How is social media marketing monitored?

In finding, creating, and delivering social media content is important to create a permanent mechanism that will monitor:
– the frequency of content delivery & response to social engagement.
– the types and specific topics for content creation.
– the ways to increase audience engagement.
– the events that can drive social media marketing
– the social success metrics (number of followers, number of fans, volume of traffic back to site, number of tweets, etc.)
– the specific Social media etiquette rules

We are looking forward to the next workshop in Romania and hope that you will be able to share your questions with us.


Social Media etiquette and work placement Survey.

During the last few months an online survey of European SMEs and Students has been developed and distributed in 31 European countries.The results will be used to update existing information about these countries on the Passport to Trade  2.0 website.

The questionnaire targeted to SMEs had 248 respondents: 66.2% were SMEs owners or employees; almost 19% were non commercial educational or training organisations, and marketing or business development agencies. In order to analyse responses on placements, previous experience, such as past offering of a working placement for domestic or international students, was considered. The findings were that universities themselves as well as the internet are considered as the most popular sources of information regarding placements (81%), while student organisations and public agencies have been rated as less significant.

SMEs would be strongly interested in acquiring information on placement options available in each country, associated practicalities (e.g. salary, banking, visa requirements etc) as well as sources of funding for international students who are willing to undertake a placement in their company.

Facebook and Linkedin are seen as the two most popular social networks among SMEs; however many variations among countries were noted. The main purposes of using social media are overwhelmingly to increase exposure of the business (more than 80%), generate leads and develop partnerships etc. More than 80% of the respondents stated that they would like to be informed on: guidelines on how to get the best out of using the main social media networks, legal aspects on the usage in different countries, an on line do’s and don’ts and the cultural differences in the use of social media.

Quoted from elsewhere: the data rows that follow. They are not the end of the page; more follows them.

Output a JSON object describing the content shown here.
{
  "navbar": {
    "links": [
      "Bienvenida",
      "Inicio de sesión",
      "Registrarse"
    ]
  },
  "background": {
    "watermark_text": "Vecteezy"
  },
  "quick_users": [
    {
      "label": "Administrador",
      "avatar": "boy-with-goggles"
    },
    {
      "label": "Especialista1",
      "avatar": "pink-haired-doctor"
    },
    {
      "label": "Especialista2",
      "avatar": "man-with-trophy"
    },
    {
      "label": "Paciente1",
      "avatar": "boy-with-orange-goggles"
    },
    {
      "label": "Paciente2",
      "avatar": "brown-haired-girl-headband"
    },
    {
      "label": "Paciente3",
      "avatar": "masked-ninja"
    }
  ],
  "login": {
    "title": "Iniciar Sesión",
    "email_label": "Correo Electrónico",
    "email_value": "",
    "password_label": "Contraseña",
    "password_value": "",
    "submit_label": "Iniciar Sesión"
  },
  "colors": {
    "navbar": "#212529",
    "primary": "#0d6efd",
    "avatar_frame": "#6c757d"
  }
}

1.347 students responded to the survey: 54% are at the moment studying or working abroad and have studied/worked abroad in the past; 34.3% would like to study/work abroad. The majority of them would appreciate the existence of a single source of information on student placements abroad.

Internet and websites specializing on international studies/placements are the most significant sources of information.

Other useful sources of information are universities and friends, however events organized at ‘home’ university are not considered to be of particular help.

Facebook is the most popular social network followed by YouTube; others such as Google+, LinkedIn, Twitter and Xing are still limited. For students, acceptable on line behaviours included the use of a real picture and of the real first and last names for users’ avatar. Unacceptable behaviours constituted criticism of others in abusive terms, posting pictures of other people without permission, swearing and using foul language etc. Students considered significant for training regarding social media, the following aspects: the legal aspects for different European countries, the guidelines to main networks’ use, the social media used in different countries and the do’s and don’ts in social media use. In particular, the main cultural differences in the use of social media acrossEuropedepend on:

–         the political environment, the lack of freedom of expression and censorship etc.

–         the legal environment, such as the existence of regulations for the removal of material with abusive and violent actions, the removal of material which is protected by copyright etc.

–         language and the different meanings of specific words in  different countries

–         the religious beliefs of the majority of people in a country

–         the openness of a culture and the degree of morality of a society etc.